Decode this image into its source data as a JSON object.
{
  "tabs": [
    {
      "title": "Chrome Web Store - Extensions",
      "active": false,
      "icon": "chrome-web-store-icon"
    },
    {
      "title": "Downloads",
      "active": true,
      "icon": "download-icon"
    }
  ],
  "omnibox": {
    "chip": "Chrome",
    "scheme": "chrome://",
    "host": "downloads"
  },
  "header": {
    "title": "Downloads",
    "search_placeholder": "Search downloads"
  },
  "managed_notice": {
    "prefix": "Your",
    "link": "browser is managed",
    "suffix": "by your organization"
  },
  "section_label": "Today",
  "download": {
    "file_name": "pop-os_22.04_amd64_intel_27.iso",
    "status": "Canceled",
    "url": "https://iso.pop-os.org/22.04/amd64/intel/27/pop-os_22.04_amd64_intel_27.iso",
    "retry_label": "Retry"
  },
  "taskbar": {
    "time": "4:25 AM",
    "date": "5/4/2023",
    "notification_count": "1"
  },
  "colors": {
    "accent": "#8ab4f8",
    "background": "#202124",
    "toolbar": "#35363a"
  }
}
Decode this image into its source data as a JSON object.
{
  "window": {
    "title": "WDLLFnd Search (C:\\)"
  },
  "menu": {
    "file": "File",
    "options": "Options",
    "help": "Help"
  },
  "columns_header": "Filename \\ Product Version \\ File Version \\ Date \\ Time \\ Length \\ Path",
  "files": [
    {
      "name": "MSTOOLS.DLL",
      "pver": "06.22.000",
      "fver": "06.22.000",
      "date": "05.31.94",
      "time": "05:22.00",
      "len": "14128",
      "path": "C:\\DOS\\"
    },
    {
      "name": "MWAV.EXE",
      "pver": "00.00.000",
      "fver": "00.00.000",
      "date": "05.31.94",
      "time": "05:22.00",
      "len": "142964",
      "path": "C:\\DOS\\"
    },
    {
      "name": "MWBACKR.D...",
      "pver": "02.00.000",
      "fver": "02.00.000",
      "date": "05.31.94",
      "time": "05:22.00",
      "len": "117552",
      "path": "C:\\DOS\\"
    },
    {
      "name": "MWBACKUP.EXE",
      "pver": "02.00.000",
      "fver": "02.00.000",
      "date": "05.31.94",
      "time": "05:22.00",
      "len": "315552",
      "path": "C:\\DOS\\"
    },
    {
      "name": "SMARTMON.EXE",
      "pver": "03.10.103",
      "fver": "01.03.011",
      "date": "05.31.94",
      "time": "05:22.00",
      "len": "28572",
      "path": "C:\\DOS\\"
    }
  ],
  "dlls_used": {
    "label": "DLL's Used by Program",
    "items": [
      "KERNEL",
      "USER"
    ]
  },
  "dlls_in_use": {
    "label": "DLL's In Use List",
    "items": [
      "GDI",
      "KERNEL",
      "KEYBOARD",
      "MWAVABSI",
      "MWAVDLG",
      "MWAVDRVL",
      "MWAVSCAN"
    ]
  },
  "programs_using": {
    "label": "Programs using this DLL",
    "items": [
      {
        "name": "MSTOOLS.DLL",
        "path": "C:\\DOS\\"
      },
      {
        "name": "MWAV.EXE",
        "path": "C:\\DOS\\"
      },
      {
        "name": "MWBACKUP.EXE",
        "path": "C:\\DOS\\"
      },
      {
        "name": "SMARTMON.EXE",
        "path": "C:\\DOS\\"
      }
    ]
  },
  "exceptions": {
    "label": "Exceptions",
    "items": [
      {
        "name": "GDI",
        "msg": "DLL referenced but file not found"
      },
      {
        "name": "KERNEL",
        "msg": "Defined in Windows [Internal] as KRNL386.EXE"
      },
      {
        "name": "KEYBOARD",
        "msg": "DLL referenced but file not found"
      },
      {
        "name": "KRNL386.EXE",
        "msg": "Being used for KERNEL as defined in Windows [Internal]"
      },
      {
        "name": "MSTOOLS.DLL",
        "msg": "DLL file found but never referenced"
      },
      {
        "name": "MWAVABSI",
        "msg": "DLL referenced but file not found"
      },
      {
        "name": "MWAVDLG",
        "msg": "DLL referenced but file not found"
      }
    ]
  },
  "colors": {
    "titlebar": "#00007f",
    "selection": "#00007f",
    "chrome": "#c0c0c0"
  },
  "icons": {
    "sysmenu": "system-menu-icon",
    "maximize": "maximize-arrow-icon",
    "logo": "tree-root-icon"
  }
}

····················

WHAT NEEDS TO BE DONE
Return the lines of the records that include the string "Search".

TASK RESPONSE
    "search_placeholder": "Search downloads"
    "title": "WDLLFnd Search (C:\\)"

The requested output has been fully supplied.